Sin City: A Dame to Kill For, is the sequel to the gritty, perverse, irreverent and occasionally funny Sin City, created by the iconic graphic novelist Frank Miller (300, The Spirit) and directed by Robert Rodriguez. Both movies live in the black-and-white, highly stylized, extremely violent oeuvre both Miller and Rodriguez are known for, but unlike it’s predecessor, Sin City: A Dame to Kill For is all about the style, with no room for story or substance.
Senator Rourke (Powers Boothe) returns as the ultimate bad-guy, but the role, which was the underpinning to the Hartigan (Bruce Willis)/Nancy (Jessica Alba) story that drove the first movie, is two-dimensional here. He is a bad guy because he is a bad guy–all sense that the power he holds has perverted his greatest strengths to his most horrible vices is gone. It is especially clear in his interactions with Johnny (Joseph Gordon-Levitt), a story which seems to exist in the movie solely to show that (a) Gordon-Levitt looks very good in a tight suit and a smirk, and (b) that Rourke is a terrible person. Which we already knew.
A Dame To Kill For suffers from these issues through out. The main story–about Dwight (Josh Brolin here, Clive Owen in Sin City), and his one-true-love/femme fatale Ava Lord (Eva Green, playing the cat eyed, sullen, secretive part we’ve seen her do before, only this time with a LOT more nudity–seriously, we now know more about Green’s body then we ever really wanted to)–feels forced and falls flat of the deep, haunting, resonating love story between the doomed Hartigan and Nancy we saw in the first movie.
The subtle and clever interweaving of individual story and plot that made Sin City more than just a comic-book movie, and vaulted it into cult-status, is missing completely here. While there are multiple viewpoints and stories being told, including an intro by Marv (Mickey Rourke, unrecognizable in Elephant-man style make-up), each story stands by itself, touching against the others only by chance at Kadie’s Bar, where Alba’s Nancy performs a series of increasingly embarrassing strip-teases.
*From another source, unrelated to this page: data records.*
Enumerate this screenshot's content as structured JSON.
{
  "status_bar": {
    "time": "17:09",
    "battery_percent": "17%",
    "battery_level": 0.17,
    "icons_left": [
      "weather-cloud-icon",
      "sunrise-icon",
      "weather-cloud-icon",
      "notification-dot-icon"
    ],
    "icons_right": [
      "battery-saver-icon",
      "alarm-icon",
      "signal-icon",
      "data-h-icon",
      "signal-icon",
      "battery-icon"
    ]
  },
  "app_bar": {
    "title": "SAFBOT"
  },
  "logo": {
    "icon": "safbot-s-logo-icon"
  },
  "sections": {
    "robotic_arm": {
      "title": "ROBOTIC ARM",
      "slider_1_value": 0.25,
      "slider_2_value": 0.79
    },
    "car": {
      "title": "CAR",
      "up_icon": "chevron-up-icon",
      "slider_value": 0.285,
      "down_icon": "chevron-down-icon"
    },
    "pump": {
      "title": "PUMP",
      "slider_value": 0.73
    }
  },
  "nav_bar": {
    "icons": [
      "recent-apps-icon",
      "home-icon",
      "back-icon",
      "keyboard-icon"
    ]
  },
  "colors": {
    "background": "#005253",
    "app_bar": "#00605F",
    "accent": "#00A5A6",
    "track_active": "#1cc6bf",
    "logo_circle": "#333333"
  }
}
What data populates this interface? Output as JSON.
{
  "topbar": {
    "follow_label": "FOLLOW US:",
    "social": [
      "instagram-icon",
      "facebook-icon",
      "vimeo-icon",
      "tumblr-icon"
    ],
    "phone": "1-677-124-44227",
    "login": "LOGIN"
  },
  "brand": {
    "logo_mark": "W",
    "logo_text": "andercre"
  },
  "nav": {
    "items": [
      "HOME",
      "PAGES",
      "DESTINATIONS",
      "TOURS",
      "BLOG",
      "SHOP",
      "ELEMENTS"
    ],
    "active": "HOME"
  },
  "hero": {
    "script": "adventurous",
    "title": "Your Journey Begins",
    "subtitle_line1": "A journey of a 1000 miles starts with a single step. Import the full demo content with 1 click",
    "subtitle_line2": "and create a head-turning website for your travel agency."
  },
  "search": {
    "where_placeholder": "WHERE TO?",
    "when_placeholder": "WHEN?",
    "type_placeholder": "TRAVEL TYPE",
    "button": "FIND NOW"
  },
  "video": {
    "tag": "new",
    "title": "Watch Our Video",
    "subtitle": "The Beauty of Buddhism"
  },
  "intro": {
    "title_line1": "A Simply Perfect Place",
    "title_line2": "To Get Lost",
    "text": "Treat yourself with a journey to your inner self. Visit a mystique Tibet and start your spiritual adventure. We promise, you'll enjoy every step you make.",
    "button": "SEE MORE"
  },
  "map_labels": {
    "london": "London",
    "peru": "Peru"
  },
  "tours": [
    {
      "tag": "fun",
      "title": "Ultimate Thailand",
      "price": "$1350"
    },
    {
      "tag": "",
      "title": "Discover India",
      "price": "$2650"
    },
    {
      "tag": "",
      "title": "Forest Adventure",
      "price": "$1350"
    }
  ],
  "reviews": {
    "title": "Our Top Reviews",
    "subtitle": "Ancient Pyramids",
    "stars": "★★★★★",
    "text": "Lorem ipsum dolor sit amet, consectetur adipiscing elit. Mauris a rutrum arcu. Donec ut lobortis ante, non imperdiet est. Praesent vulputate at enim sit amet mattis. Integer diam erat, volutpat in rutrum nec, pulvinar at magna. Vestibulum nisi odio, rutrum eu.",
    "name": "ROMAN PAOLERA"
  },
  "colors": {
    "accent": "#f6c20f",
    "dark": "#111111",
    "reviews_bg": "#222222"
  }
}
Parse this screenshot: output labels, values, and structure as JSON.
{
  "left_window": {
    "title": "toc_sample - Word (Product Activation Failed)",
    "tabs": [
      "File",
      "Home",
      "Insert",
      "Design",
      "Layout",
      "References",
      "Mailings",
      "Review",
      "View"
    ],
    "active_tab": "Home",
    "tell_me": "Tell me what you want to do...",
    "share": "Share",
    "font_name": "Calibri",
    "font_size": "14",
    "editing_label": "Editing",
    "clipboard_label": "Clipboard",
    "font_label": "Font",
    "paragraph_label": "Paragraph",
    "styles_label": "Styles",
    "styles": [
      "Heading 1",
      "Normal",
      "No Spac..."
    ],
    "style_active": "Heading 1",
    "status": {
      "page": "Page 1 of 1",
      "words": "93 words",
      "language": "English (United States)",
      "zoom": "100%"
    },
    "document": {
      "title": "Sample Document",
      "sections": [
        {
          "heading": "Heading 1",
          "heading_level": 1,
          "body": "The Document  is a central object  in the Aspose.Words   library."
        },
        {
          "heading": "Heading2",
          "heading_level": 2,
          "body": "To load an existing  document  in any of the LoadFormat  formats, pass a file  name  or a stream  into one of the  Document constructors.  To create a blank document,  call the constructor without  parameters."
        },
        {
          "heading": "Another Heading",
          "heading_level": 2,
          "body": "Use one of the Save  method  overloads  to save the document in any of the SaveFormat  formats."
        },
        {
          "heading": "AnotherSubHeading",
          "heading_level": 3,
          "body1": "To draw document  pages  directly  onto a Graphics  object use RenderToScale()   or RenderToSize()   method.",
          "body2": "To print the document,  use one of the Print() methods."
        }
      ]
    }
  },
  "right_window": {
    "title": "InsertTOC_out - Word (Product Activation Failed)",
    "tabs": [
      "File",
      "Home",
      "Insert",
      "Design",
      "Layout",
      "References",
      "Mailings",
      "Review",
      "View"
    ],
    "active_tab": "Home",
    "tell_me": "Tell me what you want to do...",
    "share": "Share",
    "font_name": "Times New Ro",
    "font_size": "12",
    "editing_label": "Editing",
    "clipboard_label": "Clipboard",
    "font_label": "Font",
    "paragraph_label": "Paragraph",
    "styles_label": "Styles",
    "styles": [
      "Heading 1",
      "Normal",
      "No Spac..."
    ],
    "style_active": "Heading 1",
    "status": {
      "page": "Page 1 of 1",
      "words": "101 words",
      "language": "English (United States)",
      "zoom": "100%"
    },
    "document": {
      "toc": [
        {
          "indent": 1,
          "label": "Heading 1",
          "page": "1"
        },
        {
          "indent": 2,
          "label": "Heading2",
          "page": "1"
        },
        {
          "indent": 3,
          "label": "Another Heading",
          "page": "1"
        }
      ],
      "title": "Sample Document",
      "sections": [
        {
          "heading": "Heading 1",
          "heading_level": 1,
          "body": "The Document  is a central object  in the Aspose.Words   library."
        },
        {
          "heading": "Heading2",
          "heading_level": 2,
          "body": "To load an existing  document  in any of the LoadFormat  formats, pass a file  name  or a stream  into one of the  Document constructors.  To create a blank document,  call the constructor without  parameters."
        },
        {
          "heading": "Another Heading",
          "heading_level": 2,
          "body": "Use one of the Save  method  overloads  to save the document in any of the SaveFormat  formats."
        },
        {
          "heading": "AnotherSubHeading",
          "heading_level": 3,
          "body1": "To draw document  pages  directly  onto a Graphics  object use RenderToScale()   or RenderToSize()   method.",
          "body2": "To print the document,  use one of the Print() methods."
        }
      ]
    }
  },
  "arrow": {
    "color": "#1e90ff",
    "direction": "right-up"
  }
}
Nancy is watched over by Marv (for some unknown reason), except when he is manipulated by one of the other characters to go off and get involved in murder and mayhem. This lack of coherence and depth, despite the solid performances by the entire cast, makes A Dame To Kill For merely all right–occasionally funny, and sometimes cringe-inducing, but never riveting.
The largely black-and-white film uses sharp, evocative jabs of color (red blood, green eyes, a sudden flash of strawberry blonde hair) as not-subtle-at-all indicators of characterization or an attempt-at-wry commentary (Ava’s eyes go green when her true character is revealed). Characters leap out of the black-and-white world of Miller’s Sin City, capturing the essence of the visual work extraordinarily well. We saw it 3D, which added nothing except a vague headache caused by the glasses.
Overall, the film is visually stunning, well acted, but unable to drive its story across numerous characters and plot lines.
Sin City: A Dame to Kill For is open at a theatre near you.
What do you think? Seen it? Won’t see it? Can’t hardly wait to see it? Watch the trailer below and let us know in the comments!
Geekscape Rates: 2.5/5 Stars